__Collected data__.
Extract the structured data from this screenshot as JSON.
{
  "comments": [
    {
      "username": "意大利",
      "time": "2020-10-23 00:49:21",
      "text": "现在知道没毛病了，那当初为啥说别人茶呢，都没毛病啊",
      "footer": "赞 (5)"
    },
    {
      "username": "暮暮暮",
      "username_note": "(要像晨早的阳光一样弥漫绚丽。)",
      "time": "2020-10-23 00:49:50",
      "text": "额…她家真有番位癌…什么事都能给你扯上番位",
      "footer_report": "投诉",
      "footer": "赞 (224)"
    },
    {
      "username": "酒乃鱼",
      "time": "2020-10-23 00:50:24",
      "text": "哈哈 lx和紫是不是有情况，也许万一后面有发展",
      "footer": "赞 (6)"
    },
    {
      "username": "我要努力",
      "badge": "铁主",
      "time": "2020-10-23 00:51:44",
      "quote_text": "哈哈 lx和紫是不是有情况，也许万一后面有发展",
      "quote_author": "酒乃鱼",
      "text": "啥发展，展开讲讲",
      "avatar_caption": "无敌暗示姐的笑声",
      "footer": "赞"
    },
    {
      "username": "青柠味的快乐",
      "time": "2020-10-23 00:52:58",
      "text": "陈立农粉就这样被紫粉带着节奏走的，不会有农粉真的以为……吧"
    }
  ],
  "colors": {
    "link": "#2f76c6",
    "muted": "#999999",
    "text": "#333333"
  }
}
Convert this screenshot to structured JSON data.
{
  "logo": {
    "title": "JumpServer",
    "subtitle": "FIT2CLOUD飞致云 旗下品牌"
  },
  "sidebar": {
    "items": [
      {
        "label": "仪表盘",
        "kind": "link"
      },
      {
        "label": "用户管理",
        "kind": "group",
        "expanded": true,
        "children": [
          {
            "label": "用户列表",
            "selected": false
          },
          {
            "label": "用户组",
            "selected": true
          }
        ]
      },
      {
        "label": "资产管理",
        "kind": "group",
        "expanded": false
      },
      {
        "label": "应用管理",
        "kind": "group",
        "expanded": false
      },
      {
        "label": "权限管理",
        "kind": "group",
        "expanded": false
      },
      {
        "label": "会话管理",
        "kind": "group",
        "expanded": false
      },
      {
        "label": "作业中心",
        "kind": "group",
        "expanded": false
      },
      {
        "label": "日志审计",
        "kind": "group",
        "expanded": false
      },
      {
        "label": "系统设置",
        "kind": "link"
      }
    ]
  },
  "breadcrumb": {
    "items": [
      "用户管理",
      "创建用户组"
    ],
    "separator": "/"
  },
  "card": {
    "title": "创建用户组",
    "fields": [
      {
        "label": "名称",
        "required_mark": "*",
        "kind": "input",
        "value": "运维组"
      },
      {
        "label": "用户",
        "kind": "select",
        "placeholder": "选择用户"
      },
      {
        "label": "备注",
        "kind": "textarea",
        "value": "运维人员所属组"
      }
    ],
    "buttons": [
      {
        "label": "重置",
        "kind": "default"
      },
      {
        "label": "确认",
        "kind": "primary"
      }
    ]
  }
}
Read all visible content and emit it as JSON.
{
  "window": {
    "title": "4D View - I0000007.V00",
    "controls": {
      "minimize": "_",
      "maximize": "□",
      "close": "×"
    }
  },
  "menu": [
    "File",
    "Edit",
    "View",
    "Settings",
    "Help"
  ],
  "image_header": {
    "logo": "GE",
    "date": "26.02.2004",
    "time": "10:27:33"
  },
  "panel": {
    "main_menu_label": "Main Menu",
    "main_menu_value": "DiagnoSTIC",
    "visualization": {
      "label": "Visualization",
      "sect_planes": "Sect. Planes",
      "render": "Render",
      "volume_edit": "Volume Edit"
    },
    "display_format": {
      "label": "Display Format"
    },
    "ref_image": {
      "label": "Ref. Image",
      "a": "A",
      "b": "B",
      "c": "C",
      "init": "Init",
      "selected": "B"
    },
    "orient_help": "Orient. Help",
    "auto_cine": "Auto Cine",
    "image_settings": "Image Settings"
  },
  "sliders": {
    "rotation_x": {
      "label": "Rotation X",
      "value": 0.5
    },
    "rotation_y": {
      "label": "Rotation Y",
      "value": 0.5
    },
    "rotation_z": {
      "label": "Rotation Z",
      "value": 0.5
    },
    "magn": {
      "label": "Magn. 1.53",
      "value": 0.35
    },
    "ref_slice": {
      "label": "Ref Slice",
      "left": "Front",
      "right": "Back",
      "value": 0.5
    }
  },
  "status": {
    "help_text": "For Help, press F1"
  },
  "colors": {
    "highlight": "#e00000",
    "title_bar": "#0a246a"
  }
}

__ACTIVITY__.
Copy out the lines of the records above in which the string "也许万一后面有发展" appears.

__TASK SOLUTION__.
      "text": "哈哈 lx和紫是不是有情况，也许万一后面有发展",
      "quote_text": "哈哈 lx和紫是不是有情况，也许万一后面有发展",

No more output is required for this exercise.